*** Opening of Given records ***
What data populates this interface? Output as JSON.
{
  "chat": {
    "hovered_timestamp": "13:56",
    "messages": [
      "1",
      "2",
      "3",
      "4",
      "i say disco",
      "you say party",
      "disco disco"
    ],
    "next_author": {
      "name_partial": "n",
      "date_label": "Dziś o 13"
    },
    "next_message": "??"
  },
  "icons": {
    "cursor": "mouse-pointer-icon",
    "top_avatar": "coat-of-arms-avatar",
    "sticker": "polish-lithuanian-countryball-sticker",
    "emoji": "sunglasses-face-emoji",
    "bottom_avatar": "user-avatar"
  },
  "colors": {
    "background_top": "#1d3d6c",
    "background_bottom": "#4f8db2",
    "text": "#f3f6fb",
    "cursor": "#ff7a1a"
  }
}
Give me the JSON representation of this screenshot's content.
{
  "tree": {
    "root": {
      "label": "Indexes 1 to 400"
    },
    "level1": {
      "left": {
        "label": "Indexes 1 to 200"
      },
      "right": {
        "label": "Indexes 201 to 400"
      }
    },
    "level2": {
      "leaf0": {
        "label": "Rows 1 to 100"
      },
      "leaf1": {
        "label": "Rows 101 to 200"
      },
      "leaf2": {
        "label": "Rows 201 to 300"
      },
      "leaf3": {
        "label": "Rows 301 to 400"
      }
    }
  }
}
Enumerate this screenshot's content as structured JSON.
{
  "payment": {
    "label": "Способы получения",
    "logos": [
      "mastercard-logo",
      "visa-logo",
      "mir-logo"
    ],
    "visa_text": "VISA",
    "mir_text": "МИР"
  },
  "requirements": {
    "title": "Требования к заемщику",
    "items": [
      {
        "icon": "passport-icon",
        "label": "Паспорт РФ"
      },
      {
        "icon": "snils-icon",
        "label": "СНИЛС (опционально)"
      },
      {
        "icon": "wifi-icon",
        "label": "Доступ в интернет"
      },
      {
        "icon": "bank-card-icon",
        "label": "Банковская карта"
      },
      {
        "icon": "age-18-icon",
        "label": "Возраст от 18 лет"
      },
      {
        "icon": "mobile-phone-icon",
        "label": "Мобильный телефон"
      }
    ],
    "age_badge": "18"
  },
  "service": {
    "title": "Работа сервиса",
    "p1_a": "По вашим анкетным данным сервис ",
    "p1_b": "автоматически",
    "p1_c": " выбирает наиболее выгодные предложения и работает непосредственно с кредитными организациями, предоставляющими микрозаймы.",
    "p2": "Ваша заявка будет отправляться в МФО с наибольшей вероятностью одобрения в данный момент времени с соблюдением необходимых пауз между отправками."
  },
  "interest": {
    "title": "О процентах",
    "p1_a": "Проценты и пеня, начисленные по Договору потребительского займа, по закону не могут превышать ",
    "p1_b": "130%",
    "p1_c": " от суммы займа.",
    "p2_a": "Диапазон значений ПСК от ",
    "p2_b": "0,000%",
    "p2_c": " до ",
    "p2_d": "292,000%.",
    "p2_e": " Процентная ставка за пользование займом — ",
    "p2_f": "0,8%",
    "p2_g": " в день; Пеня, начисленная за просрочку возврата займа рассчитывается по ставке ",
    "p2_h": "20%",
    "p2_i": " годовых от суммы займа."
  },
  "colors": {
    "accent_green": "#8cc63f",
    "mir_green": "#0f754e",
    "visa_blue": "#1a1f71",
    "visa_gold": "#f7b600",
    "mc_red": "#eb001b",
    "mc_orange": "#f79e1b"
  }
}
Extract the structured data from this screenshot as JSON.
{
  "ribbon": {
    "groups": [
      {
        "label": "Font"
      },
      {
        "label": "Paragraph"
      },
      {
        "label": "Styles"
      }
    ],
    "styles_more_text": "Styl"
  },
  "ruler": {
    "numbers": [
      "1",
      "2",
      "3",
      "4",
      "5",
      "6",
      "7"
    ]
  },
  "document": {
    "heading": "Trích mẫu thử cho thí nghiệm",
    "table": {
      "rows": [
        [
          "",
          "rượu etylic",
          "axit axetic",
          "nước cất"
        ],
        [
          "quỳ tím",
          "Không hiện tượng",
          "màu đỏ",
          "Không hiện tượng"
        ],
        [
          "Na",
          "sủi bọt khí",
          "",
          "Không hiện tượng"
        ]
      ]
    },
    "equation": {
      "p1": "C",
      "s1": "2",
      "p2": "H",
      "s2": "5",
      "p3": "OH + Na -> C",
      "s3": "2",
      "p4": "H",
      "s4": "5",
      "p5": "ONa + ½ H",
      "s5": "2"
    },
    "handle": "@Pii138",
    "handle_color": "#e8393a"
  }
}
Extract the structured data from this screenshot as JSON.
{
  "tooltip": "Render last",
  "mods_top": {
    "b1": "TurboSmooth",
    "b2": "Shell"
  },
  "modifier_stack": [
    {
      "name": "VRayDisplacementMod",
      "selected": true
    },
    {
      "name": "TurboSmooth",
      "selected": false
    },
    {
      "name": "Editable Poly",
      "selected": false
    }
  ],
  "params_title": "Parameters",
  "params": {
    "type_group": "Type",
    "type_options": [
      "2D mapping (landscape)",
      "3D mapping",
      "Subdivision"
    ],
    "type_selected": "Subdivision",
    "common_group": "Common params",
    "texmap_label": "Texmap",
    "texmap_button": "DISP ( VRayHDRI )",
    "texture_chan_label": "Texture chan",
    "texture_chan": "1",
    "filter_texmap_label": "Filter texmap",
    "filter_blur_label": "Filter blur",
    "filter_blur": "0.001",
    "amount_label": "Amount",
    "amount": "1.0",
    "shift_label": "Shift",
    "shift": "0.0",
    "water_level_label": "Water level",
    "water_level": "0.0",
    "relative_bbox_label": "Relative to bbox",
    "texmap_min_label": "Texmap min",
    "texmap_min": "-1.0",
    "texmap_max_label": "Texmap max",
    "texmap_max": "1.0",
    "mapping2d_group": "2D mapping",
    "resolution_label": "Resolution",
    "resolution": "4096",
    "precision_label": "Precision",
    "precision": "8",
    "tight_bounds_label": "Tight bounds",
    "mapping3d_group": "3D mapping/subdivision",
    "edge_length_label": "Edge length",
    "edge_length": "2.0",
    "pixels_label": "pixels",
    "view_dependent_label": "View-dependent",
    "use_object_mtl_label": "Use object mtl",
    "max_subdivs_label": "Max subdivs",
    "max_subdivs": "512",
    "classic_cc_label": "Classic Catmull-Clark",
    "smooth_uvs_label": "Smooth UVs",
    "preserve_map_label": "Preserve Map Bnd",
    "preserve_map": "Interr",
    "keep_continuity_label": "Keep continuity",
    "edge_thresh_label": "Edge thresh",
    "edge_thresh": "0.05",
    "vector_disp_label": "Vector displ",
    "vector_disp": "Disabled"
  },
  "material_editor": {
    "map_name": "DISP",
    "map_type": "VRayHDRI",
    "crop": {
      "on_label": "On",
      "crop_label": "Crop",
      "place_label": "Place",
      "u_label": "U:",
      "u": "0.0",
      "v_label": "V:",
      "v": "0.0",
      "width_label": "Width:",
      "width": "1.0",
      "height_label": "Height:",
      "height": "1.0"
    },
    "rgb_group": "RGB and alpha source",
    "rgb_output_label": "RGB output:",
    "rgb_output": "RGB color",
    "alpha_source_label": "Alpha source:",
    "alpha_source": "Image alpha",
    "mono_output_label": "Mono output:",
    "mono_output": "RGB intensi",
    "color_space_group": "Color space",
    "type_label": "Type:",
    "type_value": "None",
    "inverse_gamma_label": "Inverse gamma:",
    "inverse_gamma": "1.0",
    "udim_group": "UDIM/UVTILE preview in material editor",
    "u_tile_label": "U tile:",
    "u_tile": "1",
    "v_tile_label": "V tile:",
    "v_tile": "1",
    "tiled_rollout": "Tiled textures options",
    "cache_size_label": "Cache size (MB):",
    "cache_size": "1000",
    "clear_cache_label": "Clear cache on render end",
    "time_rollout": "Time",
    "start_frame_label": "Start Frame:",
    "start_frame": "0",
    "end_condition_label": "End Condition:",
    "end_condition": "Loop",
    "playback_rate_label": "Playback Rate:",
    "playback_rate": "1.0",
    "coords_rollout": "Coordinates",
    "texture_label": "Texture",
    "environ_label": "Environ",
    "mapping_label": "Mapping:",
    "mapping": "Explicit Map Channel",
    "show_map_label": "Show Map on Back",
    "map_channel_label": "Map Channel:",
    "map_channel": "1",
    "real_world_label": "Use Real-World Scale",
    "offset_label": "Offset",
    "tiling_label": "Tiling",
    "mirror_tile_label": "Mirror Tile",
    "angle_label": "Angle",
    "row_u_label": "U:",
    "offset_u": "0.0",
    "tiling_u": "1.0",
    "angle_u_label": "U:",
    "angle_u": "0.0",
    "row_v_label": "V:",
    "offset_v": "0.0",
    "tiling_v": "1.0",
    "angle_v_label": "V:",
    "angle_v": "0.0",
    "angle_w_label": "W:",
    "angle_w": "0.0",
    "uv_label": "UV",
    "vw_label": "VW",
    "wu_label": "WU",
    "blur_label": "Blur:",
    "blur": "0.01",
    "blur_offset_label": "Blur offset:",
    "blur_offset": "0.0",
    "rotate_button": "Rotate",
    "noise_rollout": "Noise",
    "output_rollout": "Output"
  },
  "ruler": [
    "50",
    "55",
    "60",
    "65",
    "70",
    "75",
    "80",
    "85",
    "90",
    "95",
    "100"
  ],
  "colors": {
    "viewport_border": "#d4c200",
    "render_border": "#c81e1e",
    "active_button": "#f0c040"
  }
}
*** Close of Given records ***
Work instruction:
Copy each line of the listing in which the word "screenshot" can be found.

Result of the task:
Give me the JSON representation of this screenshot's content.
Enumerate this screenshot's content as structured JSON.
Extract the structured data from this screenshot as JSON.
Extract the structured data from this screenshot as JSON.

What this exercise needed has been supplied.